Besides endorsing the execution of leading Democrats, and claims that the 9/11 attack was staged, and the Parkland and Sandy Hook school shootings were hoaxes, Greene has also waded into the waters of Jew hatred. One of the theories she has postulated include her belief that California wildfires might have been caused by a space laser controlled by Jewish bankers. In 2018, she also shared a Holocaust denial video by white nationalists that claimed that “Zionist supremacists have schemed to promote immigration and miscegenation.”
She is not alone in her beliefs about Jews, and Israel. Last year, during the presidential election, Republican House Minority Leader Kevin McCarthy posted a message on Twitter that claimed three billionaire Democratic donors of Jewish descent were trying to “buy” elections. “We cannot allow Soros, Steyer, and Bloomberg to BUY this election! Get out and vote Republican November 6th. #MAGA,” McCarthy wrote.
Last November, U.S. Rep. Rashida Tlaib, D-Michigan – who does not recognize Israel as a state – posted a social media comment that said “From the river to the sea, Palestine will be free,” an affirmation that has been associated with calls to destroy Israel. U.S. Rep. Ilhan Omar, D-Minnesota, also has a history of comments about Jews and Israel. In 2012, she posted on Twitter that “Israel has hypnotized the world, may Allah awaken the people and help them see the evil doings of Israel.”

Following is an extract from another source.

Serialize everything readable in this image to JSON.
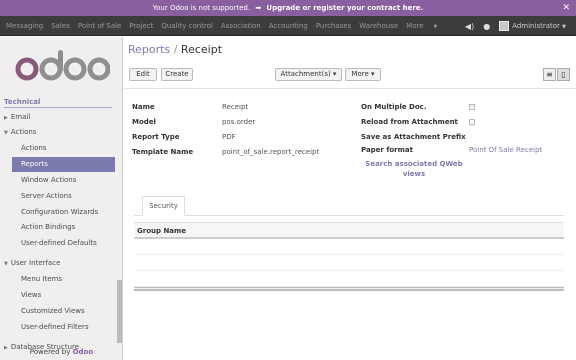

Then there’s Steve Scalise, the House Minority Whip and Republican from Louisiana. In 2002, he attended and spoke at a convention of the white supremacist European American Unity and Rights Organization, a group founded by David Duke. And Republican Rep. Louie Gohmert who promulgated a debunked theory on the Fox Business Channel in 2018 about George Soros taking property from other Jews during World War II (Fact: Soros was 14 when the war ended). There are others, including Arizona Republican Paul Gosar, who suggested that Soros funded the Charlottesville neo-Nazi march and claimed that the Jewish billionaire “turned in his own people to the Nazis.”
Greene’s comments are a symptom of a larger problem. It is time that elected officials begin a serious public conversation on the issue of anti-Semitism within its own halls.